As far as palladium is concerned, we need to take a look at Russia. According to data from Johnson Matthey, Russia accounted for 42% of worldwide palladium supply in 2013 (primary production and reserve sales together totalling 2.7 million ounces) and for 14% of global platinum production (780,000 ounces), making the country the largest producer of palladium and the second-largest producer of platinum. The situation here is dominated by concerns about the extent to which possible sanctions imposed by the West on Russia could hit this sector and how Russia might react to further-reaching sanctions against its economy. That said, there are no signs so far that deliveries from Russia are at risk. According to the UK’s Financial Times, however, Norilsk Nickel, the world’s largest palladium producer, is currently negotiating longterm palladium and platinum supply contracts with Chinese and Japanese buyers. Although this might not mean anything, it could perhaps be viewed as a not particularly subtle hint to the West.
Robust demand from the automotive industry
Driven by the automotive industry, demand for both platinum and palladium is robust. March saw the seasonally adjusted annualized vehicle sales rate in the US rise to 16.33 million units, the highest figure since May 2007. At 3.16 million units, car sales in China in January and February combined were a good 11% up on the same period last year. It would therefore seem that the 2014 target of an increase in sales of up to 10%, set by the China Association of Automobile Manufacturers, is achievable. The European auto industry may also have bottomed out, for car sales in February increased year-on-year for the sixth consecutive month (Chart 4).
New palladium ETF on the market
When it comes to investment demand, market participants evidently switched their allegiance from palladium to platinum in the first quarter. While the palladium ETFs tracked by Bloomberg recorded outflows of 51,900 ounces, the platinum ETFs saw inflows of 53,600 ounces. That said, the trend could soon be reversed in the case of palladium (Chart 5), for South African investment bank Absa Capital launched its long-awaited palladium ETF at the end of March. The ETF is listed on the Johannesburg Stock Exchange and solely sourced with palladium from South Africa. If the palladium ETF follows the same course as Absa Capital’s platinum ETF, which was launched at the end of April 2013, a great deal of supply could be stripped from the market. Within just four months of its launch, the platinum ETF became the world’s biggest platinum ETF and at the end of March had a market share of 37% with over 952,000 ounces. Holdings in all platinum ETFs combined are equivalent to more than five months of global mining production, while holdings in palladium ETFs equate to nearly four months of global production.
Higher prices expected during the course of the year

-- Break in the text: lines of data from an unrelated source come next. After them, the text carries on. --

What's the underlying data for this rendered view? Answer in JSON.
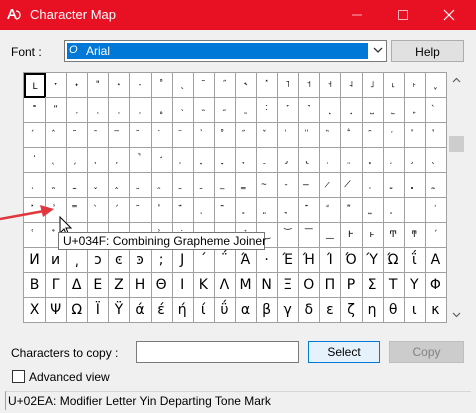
{
  "window": {
    "title": "Character Map"
  },
  "font": {
    "label": "Font :",
    "selected": "Arial",
    "icon_glyph": "O"
  },
  "help_label": "Help",
  "grid": {
    "rows": [
      [
        "L",
        "˕",
        "˖",
        "\"",
        "˔",
        "˗",
        "˚",
        "˛",
        "˜",
        "˝",
        "˞",
        "˟",
        "˥",
        "˦",
        "˧",
        "˨",
        "˩",
        "˪",
        "˫",
        "ˬ"
      ],
      [
        "˭",
        "ˮ",
        "˯",
        "˰",
        "˱",
        "˲",
        "˳",
        "˴",
        "˵",
        "˶",
        "˷",
        "˸",
        "˹",
        "˺",
        "˻",
        "˼",
        "˽",
        "˾",
        "˿",
        "̀"
      ],
      [
        "́",
        "̂",
        "̃",
        "̄",
        "̅",
        "̆",
        "̇",
        "̈",
        "̉",
        "̊",
        "̋",
        "̌",
        "̍",
        "̎",
        "̏",
        "̐",
        "̑",
        "̒",
        "̓",
        "̔"
      ],
      [
        "̕",
        "̖",
        "̗",
        "̘",
        "̙",
        "̚",
        "̛",
        "̜",
        "̝",
        "̞",
        "̟",
        "̠",
        "̡",
        "̢",
        "̣",
        "̤",
        "̥",
        "̦",
        "̧",
        "̨"
      ],
      [
        "̩",
        "̪",
        "̫",
        "̬",
        "̭",
        "̮",
        "̯",
        "̰",
        "̱",
        "̲",
        "̳",
        "̴",
        "̵",
        "̶",
        "̷",
        "̸",
        "̹",
        "̺",
        "̻",
        "̼"
      ],
      [
        "̽",
        "̾",
        "̿",
        "̀",
        "́",
        "͂",
        "̓",
        "̈́",
        "ͅ",
        "͆",
        "͇",
        "͈",
        "͉",
        "͊",
        "͋",
        "͌",
        "͍",
        "͎",
        "͏",
        "͐"
      ],
      [
        "͑",
        "͒",
        "͓",
        "͔",
        "͕",
        "͖",
        "͗",
        "͘",
        "͙",
        "͚",
        "͛",
        "͜",
        "͝",
        "͞",
        "͟",
        "Ͱ",
        "ͱ",
        "Ͳ",
        "ͳ",
        "´"
      ],
      [
        "Ͷ",
        "ͷ",
        "͵",
        "ͻ",
        "ͼ",
        "ͽ",
        ";",
        "Ϳ",
        "΄",
        "΅",
        "Ά",
        "·",
        "Έ",
        "Ή",
        "Ί",
        "Ό",
        "Ύ",
        "Ώ",
        "ΐ",
        "Α"
      ],
      [
        "Β",
        "Γ",
        "Δ",
        "Ε",
        "Ζ",
        "Η",
        "Θ",
        "Ι",
        "Κ",
        "Λ",
        "Μ",
        "Ν",
        "Ξ",
        "Ο",
        "Π",
        "Ρ",
        "Σ",
        "Τ",
        "Υ",
        "Φ"
      ],
      [
        "Χ",
        "Ψ",
        "Ω",
        "Ϊ",
        "Ϋ",
        "ά",
        "έ",
        "ή",
        "ί",
        "ΰ",
        "α",
        "β",
        "γ",
        "δ",
        "ε",
        "ζ",
        "η",
        "θ",
        "ι",
        "κ"
      ]
    ],
    "selected_row": 0,
    "selected_col": 0
  },
  "tooltip": "U+034F: Combining Grapheme Joiner",
  "copy": {
    "label": "Characters to copy :",
    "value": "",
    "select_label": "Select",
    "copy_label": "Copy"
  },
  "advanced": {
    "label": "Advanced view",
    "checked": false
  },
  "status": "U+02EA: Modifier Letter Yin Departing Tone Mark",
  "colors": {
    "titlebar": "#e81123",
    "selection": "#0078d7",
    "annotation_arrow": "#e0363d"
  }
}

In our opinion, risks to supply in conjunction with robust demand point to higher platinum and palladium prices. According to data from Johnson Matthey, the supply-demand situation was already tight on both markets last year, the global platinum market showing a supply deficit of 605,000 ounces in 2013 and demand outstripping supply on the global palladium market by 740,000 ounces. Assuming the supply problems are not resolved in the near future and demand remains robust, the situation on both markets will doubtless tighten further. By year’s end we continue to envisage a platinum price of $1,600 per troy ounce, while palladium is likely to be trading at $825 per troy ounce.